— What you will do —
Look through the data below and work out how many lines hold "JSON"; state only the number.
:: Data for this exercise ::
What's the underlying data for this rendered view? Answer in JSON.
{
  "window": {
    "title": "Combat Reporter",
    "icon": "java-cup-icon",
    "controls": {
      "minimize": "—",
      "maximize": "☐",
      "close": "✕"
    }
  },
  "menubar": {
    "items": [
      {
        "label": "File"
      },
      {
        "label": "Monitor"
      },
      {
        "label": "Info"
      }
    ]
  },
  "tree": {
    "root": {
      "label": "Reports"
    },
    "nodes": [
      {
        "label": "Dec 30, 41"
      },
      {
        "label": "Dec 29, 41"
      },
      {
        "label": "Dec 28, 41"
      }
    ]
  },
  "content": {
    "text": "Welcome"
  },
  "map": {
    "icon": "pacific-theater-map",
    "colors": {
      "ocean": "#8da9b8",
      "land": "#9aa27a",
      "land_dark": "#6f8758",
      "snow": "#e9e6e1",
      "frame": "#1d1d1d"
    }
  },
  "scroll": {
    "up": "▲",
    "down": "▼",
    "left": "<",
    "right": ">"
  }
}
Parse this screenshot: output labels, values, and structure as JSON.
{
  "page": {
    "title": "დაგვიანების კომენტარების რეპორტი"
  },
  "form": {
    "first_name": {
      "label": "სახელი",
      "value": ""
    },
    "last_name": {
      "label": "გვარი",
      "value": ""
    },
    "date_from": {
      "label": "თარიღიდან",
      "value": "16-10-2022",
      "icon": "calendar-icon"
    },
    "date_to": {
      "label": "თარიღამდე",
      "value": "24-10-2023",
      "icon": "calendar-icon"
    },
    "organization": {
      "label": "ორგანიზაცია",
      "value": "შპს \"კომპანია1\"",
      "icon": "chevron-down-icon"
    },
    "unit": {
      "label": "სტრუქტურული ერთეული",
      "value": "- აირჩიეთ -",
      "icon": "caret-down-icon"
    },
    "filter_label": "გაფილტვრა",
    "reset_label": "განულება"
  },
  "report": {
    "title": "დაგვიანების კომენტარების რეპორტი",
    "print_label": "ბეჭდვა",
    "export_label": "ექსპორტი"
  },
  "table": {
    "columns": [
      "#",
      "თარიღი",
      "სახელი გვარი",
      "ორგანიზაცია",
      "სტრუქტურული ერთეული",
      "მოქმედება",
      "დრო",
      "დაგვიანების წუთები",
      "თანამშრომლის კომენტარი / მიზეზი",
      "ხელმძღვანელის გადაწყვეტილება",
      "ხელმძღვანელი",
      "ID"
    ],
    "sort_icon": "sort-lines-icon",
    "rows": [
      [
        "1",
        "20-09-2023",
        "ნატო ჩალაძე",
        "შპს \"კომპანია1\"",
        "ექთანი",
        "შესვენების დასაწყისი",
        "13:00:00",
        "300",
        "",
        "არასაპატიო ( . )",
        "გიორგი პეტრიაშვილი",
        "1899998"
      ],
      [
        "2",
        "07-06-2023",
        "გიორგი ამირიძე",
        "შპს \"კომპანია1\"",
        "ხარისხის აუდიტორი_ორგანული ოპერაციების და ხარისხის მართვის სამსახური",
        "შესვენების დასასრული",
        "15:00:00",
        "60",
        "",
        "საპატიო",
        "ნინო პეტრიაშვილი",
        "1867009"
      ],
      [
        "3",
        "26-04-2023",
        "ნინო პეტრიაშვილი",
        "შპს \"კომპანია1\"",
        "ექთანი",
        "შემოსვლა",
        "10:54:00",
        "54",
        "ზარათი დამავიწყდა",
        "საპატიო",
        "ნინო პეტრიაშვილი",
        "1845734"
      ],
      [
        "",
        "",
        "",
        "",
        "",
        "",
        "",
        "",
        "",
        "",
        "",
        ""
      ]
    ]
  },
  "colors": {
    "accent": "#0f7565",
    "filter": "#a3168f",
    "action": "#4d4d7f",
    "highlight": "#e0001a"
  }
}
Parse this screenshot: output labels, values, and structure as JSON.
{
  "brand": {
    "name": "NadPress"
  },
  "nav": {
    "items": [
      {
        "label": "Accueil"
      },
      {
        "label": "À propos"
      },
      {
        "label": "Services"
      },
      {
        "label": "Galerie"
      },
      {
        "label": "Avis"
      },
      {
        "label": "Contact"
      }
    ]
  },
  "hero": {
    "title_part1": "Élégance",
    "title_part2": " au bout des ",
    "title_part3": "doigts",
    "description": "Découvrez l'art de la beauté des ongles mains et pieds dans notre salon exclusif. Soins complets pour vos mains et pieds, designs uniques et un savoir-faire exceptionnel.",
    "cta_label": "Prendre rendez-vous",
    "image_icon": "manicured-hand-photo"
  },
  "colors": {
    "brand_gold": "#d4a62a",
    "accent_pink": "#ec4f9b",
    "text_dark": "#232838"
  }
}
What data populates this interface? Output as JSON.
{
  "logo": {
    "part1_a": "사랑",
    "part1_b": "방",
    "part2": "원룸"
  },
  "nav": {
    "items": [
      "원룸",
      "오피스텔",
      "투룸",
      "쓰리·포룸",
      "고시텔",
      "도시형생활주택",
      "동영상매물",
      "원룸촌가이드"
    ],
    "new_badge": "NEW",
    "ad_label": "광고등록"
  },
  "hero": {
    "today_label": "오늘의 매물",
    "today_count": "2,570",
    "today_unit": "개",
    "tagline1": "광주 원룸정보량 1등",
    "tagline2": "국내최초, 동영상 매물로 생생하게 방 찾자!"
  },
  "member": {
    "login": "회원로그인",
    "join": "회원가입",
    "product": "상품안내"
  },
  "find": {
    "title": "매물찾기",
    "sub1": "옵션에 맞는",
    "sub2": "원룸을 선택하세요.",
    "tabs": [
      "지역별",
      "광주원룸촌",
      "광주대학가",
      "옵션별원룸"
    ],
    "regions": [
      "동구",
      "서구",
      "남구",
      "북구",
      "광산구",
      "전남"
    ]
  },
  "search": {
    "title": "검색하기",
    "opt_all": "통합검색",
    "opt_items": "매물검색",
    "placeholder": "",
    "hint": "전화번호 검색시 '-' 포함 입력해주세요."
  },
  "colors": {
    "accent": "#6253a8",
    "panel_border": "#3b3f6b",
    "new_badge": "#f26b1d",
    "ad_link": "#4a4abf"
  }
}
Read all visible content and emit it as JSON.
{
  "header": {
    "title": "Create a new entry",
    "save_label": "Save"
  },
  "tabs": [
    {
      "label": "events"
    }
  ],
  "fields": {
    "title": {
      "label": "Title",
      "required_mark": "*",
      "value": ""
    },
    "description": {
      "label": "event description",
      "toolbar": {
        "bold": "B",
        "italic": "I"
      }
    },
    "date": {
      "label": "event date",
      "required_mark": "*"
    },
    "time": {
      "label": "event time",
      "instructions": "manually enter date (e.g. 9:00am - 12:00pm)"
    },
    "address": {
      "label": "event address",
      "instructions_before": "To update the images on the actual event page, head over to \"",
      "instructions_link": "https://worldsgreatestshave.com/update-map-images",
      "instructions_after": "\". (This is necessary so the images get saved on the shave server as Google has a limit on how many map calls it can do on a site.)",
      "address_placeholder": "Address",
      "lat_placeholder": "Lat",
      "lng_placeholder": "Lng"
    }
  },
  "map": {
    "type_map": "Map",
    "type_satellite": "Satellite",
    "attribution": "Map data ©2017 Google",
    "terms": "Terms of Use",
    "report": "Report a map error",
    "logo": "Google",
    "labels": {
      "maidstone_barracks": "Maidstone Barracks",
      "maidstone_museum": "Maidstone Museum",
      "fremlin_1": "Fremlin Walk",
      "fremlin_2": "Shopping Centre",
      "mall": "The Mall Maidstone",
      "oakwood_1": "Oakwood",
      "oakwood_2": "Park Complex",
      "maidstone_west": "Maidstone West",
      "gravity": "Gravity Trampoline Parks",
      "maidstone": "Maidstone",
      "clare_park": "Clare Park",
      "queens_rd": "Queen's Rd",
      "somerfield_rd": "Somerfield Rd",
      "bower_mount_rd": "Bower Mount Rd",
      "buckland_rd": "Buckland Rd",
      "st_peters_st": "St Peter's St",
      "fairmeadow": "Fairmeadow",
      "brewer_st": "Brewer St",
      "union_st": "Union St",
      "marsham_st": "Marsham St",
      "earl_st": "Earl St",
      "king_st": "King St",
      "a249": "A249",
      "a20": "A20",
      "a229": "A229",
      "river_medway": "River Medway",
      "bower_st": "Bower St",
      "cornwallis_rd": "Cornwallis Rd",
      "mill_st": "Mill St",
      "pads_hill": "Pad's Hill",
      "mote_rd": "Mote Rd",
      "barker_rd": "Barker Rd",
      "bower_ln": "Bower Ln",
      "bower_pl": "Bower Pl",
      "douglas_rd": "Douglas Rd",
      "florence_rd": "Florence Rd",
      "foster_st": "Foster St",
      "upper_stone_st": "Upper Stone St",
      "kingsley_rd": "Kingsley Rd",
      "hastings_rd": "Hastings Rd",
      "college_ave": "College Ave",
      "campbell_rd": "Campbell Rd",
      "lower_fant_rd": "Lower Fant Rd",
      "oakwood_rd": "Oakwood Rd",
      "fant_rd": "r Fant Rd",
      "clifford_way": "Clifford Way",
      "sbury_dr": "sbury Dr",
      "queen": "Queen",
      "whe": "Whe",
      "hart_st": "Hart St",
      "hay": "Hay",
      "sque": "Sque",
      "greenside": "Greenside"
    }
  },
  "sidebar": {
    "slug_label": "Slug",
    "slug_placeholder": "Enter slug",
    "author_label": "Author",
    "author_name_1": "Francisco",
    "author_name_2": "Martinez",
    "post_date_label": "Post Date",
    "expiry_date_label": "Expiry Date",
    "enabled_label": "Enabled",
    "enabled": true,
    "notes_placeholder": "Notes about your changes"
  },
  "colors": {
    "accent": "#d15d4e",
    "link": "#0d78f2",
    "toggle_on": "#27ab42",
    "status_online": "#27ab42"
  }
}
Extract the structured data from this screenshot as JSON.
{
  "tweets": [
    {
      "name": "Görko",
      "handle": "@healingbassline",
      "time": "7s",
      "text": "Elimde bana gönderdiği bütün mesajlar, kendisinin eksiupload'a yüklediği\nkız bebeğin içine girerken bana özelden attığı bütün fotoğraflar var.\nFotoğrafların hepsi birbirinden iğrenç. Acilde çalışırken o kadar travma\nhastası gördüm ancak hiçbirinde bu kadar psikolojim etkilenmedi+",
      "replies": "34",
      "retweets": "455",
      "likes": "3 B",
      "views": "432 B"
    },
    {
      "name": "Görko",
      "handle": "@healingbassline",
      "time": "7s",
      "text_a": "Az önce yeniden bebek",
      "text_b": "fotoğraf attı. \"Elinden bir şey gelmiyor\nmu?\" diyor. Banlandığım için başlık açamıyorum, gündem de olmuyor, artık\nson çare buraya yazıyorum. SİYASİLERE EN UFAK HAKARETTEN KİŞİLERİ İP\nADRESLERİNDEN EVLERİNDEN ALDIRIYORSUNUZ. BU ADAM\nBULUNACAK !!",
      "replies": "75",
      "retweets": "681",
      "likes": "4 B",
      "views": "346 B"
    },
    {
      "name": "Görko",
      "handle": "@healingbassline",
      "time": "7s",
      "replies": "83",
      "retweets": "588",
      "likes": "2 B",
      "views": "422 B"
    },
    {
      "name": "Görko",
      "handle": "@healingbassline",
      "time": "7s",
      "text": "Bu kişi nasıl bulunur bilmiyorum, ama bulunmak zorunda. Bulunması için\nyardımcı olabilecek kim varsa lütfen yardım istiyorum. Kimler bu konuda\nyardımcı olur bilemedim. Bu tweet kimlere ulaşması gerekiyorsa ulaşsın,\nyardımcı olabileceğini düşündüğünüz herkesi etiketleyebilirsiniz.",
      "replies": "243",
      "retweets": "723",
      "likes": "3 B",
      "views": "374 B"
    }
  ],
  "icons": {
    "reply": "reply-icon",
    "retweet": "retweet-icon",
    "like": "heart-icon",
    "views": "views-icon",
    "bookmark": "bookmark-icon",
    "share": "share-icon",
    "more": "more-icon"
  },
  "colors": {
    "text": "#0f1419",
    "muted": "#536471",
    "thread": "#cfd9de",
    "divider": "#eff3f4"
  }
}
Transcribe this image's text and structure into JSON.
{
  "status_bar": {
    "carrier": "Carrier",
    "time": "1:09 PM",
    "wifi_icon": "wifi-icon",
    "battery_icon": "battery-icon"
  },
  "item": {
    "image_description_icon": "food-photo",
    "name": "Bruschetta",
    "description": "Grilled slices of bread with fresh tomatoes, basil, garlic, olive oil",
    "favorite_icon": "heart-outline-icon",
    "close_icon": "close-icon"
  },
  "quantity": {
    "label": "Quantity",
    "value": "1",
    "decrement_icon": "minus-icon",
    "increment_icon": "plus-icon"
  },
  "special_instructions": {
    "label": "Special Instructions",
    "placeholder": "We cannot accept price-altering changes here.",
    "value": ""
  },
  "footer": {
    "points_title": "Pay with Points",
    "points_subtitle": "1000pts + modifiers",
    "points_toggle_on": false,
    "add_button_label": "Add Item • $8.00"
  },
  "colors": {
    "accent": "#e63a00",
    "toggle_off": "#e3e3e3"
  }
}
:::
— Answer space —
7